The reader learns of the prisoners' existence when their stench assaults Eghobamien's body -- through the "zoo-cage smell that had been hovering just beyond his consciousness and was now lodged in the roof of his mouth." Barrett is well aware of how sympathy with the less fortunate is in an inverse relationship to proof of their intestines, and by invoking them, we are insinuated further into Eghobamien's reality, and further away from pity for the prisoners. We enter his very body, and we feel his disgust.
Eghobamien proceeds to beat a man for a perceived insult: "You dey challenge my authority -- you no dey fear?" he screams while clubbing the man with a leg of beef, hoof and all. He comes home and speaks sharply to his wife, then falls asleep. When awoken by his son,

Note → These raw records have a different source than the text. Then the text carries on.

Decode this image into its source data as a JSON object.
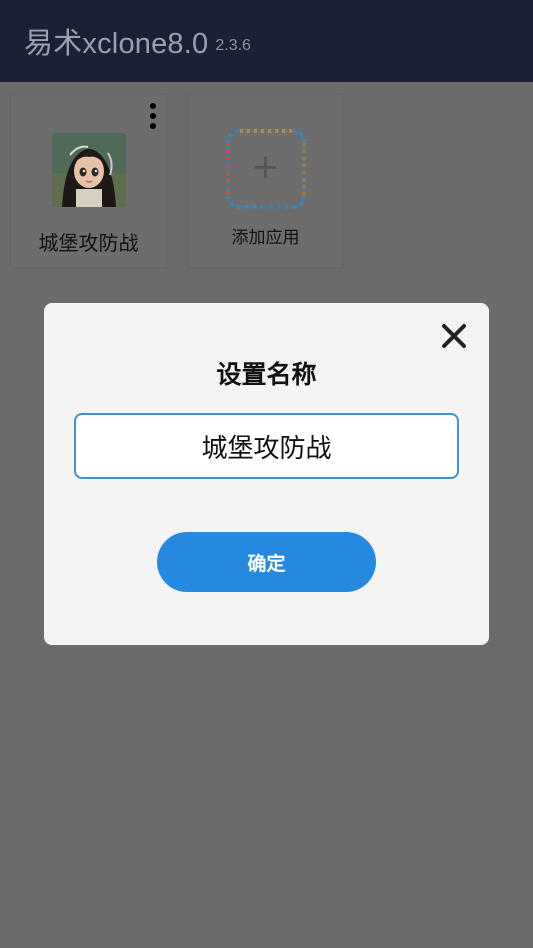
{
  "header": {
    "title": "易术xclone8.0",
    "version": "2.3.6"
  },
  "apps": [
    {
      "label": "城堡攻防战",
      "icon": "game-character-icon"
    }
  ],
  "add_app": {
    "label": "添加应用",
    "icon": "plus-icon"
  },
  "dialog": {
    "title": "设置名称",
    "input_value": "城堡攻防战",
    "confirm_label": "确定",
    "close_icon": "close-icon"
  },
  "colors": {
    "header_bg": "#1a2134",
    "overlay_bg": "#6b6b6b",
    "dialog_bg": "#f4f4f4",
    "accent": "#2589e0",
    "input_border": "#3f93d2"
  }
}
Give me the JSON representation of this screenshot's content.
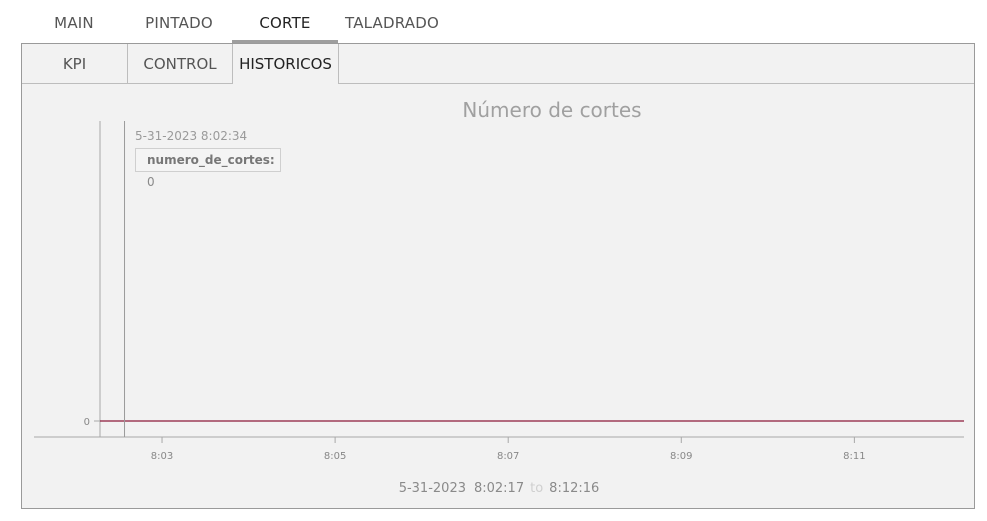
{
  "top_tabs": [
    {
      "label": "MAIN",
      "active": false
    },
    {
      "label": "PINTADO",
      "active": false
    },
    {
      "label": "CORTE",
      "active": true
    },
    {
      "label": "TALADRADO",
      "active": false
    }
  ],
  "sub_tabs": [
    {
      "label": "KPI",
      "active": false
    },
    {
      "label": "CONTROL",
      "active": false
    },
    {
      "label": "HISTORICOS",
      "active": true
    }
  ],
  "chart": {
    "title": "Número de cortes",
    "tooltip": {
      "time": "5-31-2023 8:02:34",
      "series_label": "numero_de_cortes:",
      "series_value": "0"
    },
    "range": {
      "date": "5-31-2023",
      "start": "8:02:17",
      "to_label": "to",
      "end": "8:12:16"
    }
  },
  "chart_data": {
    "type": "line",
    "title": "Número de cortes",
    "x_ticks": [
      "8:03",
      "8:05",
      "8:07",
      "8:09",
      "8:11"
    ],
    "y_ticks": [
      "0"
    ],
    "series": [
      {
        "name": "numero_de_cortes",
        "color": "#8b1a3a",
        "x": [
          "8:02:17",
          "8:12:16"
        ],
        "y": [
          0,
          0
        ]
      }
    ],
    "cursor_time": "8:02:34",
    "x_range": [
      "8:02:17",
      "8:12:16"
    ],
    "grid": false
  }
}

Eghobamien Adrawus leaped forward and grabbed the boy by the waist. He swept him into the air and whirled him around. Osamiro slapped his father on the head, then took hold of his ears. He shrieked with laughter when his father thrust his tongue into his belly button and made snorting, wallowing-pig noises.
The reversal is startling, almost as hard to bear as the physical violence that the reader was certain was coming; but no -- the son slaps the father. It turns out that it is his police uniform that makes Eghobamien into a monster. Its removal turns him into a doting father, a loving husband who grabs his wife, throws her over his shoulder, and to her protests of "The children!" says, "They go know sey their papa love their mama." And when they are finished, his wife exhales, and says, "That one good."
Before the night is done, Eghobamian will be forced to witness his superior officer rape a prostitute: "You for don see her face when the condom burst," the superior jokes. Compared to his superior, Eghobamian is just a man trying to get by, a man who feels threats to his authority and self-respect the way his feet feel the pinch of his too-small boots. This is what a uniform does, the story argues. He is a man not who broke his wife's arm in two places, but a man who, "kneeling before her in his underwear, hungover and full of remorse, had given his word" not to get drunk again.
He keeps his word, because love is power -- whether wielded or yielded. And power, Barrett seems to suggest, is a form of love. To enter an abusive situation with someone -- a prisoner, or a corrupt superior, or a madwoman, or a child at your mercy -- is to know the person's need to subjugate or be subjugated.
To know these people, Barrett tells us, is to love them. Or something like that.
Love is Power, or Something Like That by A. Igoni Barrett